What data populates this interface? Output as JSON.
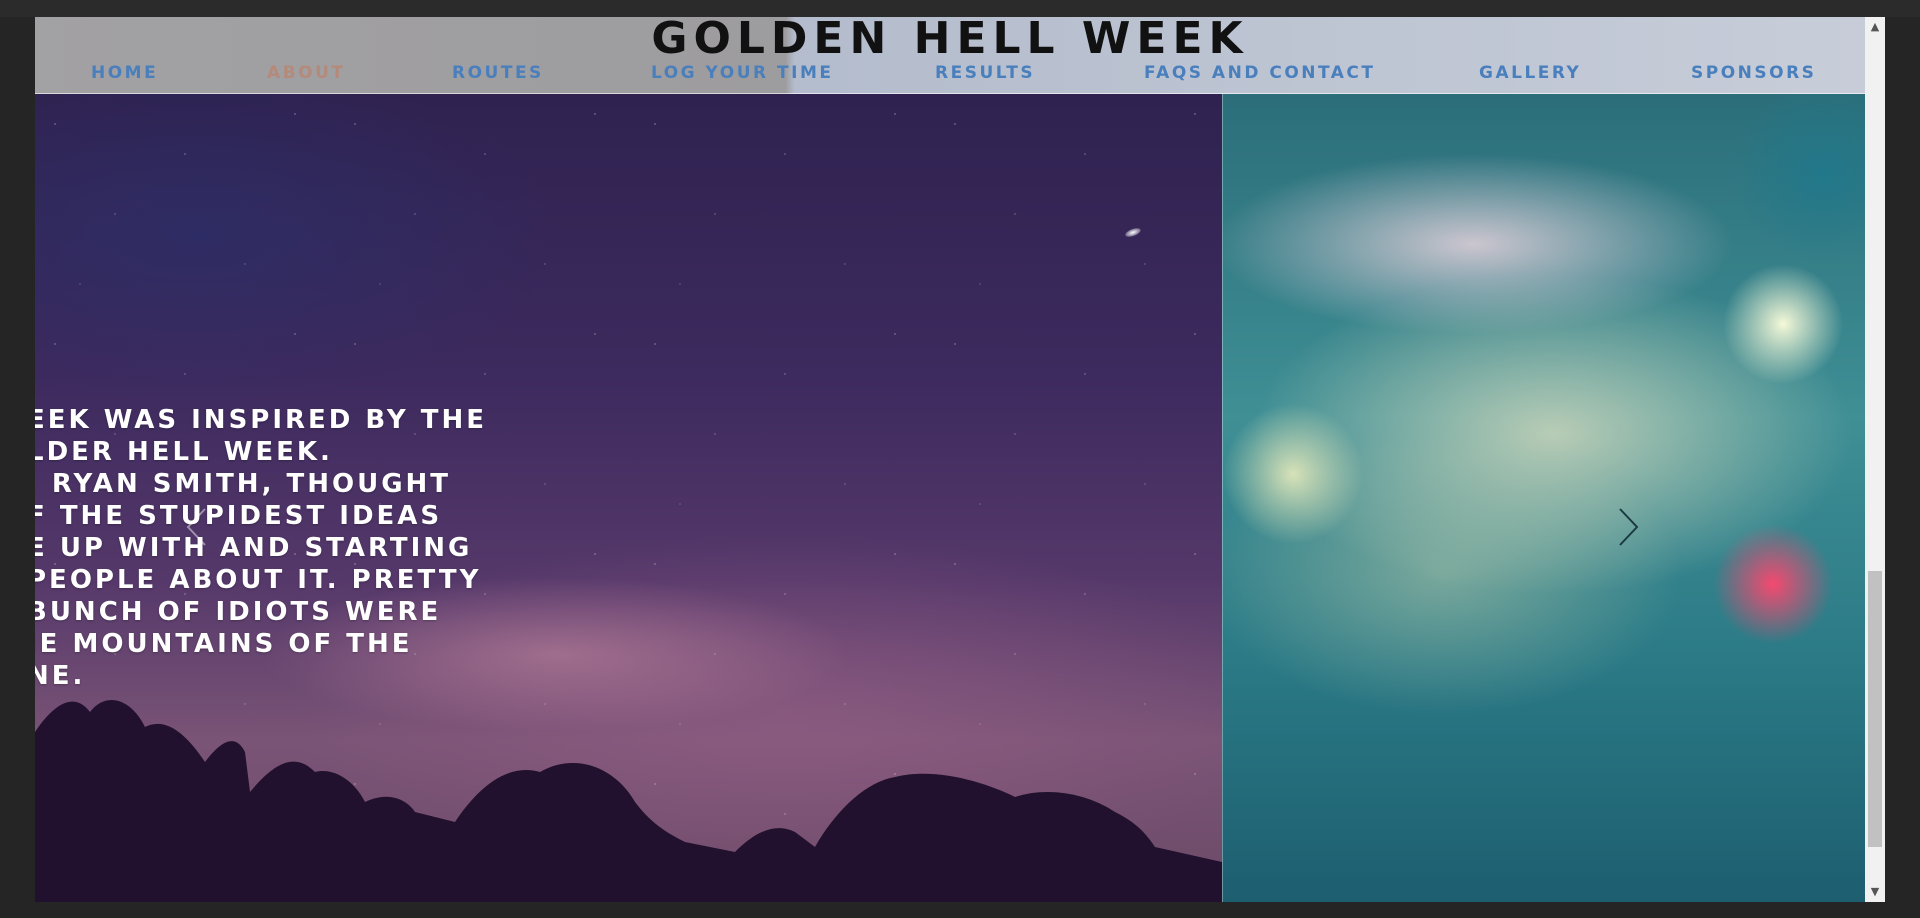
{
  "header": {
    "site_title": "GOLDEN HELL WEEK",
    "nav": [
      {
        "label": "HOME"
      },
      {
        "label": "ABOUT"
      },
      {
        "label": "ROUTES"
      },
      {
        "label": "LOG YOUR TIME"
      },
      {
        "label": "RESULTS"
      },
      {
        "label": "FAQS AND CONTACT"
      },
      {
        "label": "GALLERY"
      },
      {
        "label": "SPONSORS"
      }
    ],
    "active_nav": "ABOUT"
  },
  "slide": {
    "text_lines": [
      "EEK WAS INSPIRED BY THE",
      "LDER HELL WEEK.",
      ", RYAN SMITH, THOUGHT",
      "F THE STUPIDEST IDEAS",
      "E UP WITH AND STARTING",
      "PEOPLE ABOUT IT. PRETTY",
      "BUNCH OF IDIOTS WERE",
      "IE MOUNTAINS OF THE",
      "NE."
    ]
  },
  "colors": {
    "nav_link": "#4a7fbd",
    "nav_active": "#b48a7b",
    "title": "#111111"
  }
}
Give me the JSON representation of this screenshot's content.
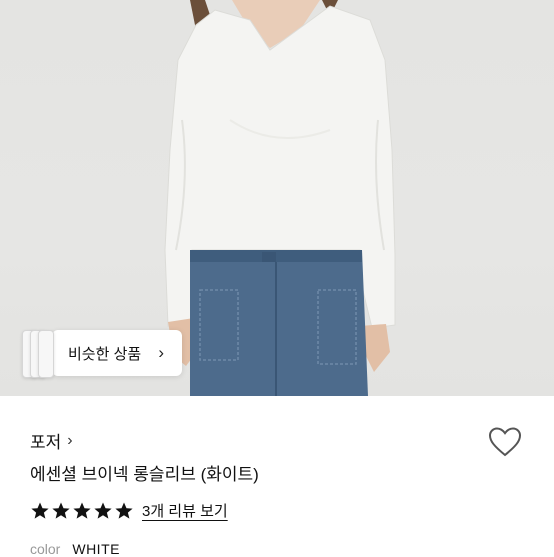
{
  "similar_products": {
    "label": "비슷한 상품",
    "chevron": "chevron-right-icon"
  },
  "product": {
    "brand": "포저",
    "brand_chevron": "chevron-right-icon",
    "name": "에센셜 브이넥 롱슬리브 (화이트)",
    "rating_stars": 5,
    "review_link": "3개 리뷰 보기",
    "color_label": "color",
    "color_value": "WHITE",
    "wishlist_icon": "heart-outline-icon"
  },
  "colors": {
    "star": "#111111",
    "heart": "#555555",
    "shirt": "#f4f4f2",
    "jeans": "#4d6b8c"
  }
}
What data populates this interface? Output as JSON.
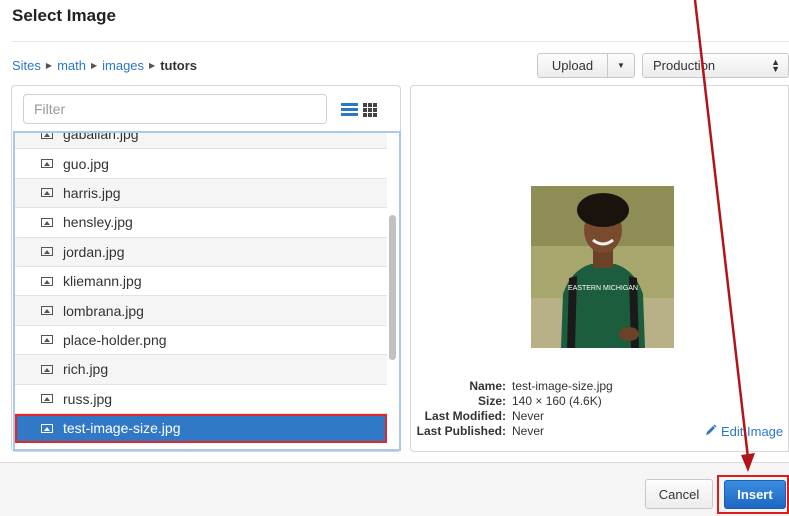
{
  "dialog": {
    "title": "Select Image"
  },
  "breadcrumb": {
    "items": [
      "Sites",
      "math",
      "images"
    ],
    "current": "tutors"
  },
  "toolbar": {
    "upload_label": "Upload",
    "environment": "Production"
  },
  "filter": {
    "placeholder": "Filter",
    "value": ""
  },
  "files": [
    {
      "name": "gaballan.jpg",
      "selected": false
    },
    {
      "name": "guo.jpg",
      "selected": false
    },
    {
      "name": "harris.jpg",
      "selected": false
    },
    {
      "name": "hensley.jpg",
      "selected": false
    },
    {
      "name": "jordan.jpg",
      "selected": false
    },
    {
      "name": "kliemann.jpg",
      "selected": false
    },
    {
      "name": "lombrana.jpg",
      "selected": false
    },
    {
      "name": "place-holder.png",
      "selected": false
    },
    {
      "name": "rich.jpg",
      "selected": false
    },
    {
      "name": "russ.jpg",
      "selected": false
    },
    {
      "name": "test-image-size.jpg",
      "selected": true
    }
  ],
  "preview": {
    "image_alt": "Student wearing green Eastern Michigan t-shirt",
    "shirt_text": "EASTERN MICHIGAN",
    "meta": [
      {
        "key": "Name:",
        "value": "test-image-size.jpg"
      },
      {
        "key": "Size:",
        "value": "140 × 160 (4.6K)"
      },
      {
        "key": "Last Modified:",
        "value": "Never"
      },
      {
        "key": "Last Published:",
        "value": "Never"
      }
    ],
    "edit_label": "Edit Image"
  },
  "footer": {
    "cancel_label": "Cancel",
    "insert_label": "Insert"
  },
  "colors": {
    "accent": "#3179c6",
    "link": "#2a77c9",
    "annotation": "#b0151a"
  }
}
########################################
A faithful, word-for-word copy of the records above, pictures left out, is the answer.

What data populates this interface? Output as JSON.
{
  "header": {
    "site_title": "GOLDEN HELL WEEK",
    "nav": [
      {
        "label": "HOME"
      },
      {
        "label": "ABOUT"
      },
      {
        "label": "ROUTES"
      },
      {
        "label": "LOG YOUR TIME"
      },
      {
        "label": "RESULTS"
      },
      {
        "label": "FAQS AND CONTACT"
      },
      {
        "label": "GALLERY"
      },
      {
        "label": "SPONSORS"
      }
    ],
    "active_nav": "ABOUT"
  },
  "slide": {
    "text_lines": [
      "EEK WAS INSPIRED BY THE",
      "LDER HELL WEEK.",
      ", RYAN SMITH, THOUGHT",
      "F THE STUPIDEST IDEAS",
      "E UP WITH AND STARTING",
      "PEOPLE ABOUT IT. PRETTY",
      "BUNCH OF IDIOTS WERE",
      "IE MOUNTAINS OF THE",
      "NE."
    ]
  },
  "colors": {
    "nav_link": "#4a7fbd",
    "nav_active": "#b48a7b",
    "title": "#111111"
  }
}
Give me the JSON representation of this screenshot's content.
{
  "similar_products": {
    "label": "비슷한 상품",
    "chevron": "chevron-right-icon"
  },
  "product": {
    "brand": "포저",
    "brand_chevron": "chevron-right-icon",
    "name": "에센셜 브이넥 롱슬리브 (화이트)",
    "rating_stars": 5,
    "review_link": "3개 리뷰 보기",
    "color_label": "color",
    "color_value": "WHITE",
    "wishlist_icon": "heart-outline-icon"
  },
  "colors": {
    "star": "#111111",
    "heart": "#555555",
    "shirt": "#f4f4f2",
    "jeans": "#4d6b8c"
  }
}
What data populates this interface? Output as JSON.
{
  "dialog": {
    "title": "Select Image"
  },
  "breadcrumb": {
    "items": [
      "Sites",
      "math",
      "images"
    ],
    "current": "tutors"
  },
  "toolbar": {
    "upload_label": "Upload",
    "environment": "Production"
  },
  "filter": {
    "placeholder": "Filter",
    "value": ""
  },
  "files": [
    {
      "name": "gaballan.jpg",
      "selected": false
    },
    {
      "name": "guo.jpg",
      "selected": false
    },
    {
      "name": "harris.jpg",
      "selected": false
    },
    {
      "name": "hensley.jpg",
      "selected": false
    },
    {
      "name": "jordan.jpg",
      "selected": false
    },
    {
      "name": "kliemann.jpg",
      "selected": false
    },
    {
      "name": "lombrana.jpg",
      "selected": false
    },
    {
      "name": "place-holder.png",
      "selected": false
    },
    {
      "name": "rich.jpg",
      "selected": false
    },
    {
      "name": "russ.jpg",
      "selected": false
    },
    {
      "name": "test-image-size.jpg",
      "selected": true
    }
  ],
  "preview": {
    "image_alt": "Student wearing green Eastern Michigan t-shirt",
    "shirt_text": "EASTERN MICHIGAN",
    "meta": [
      {
        "key": "Name:",
        "value": "test-image-size.jpg"
      },
      {
        "key": "Size:",
        "value": "140 × 160 (4.6K)"
      },
      {
        "key": "Last Modified:",
        "value": "Never"
      },
      {
        "key": "Last Published:",
        "value": "Never"
      }
    ],
    "edit_label": "Edit Image"
  },
  "footer": {
    "cancel_label": "Cancel",
    "insert_label": "Insert"
  },
  "colors": {
    "accent": "#3179c6",
    "link": "#2a77c9",
    "annotation": "#b0151a"
  }
}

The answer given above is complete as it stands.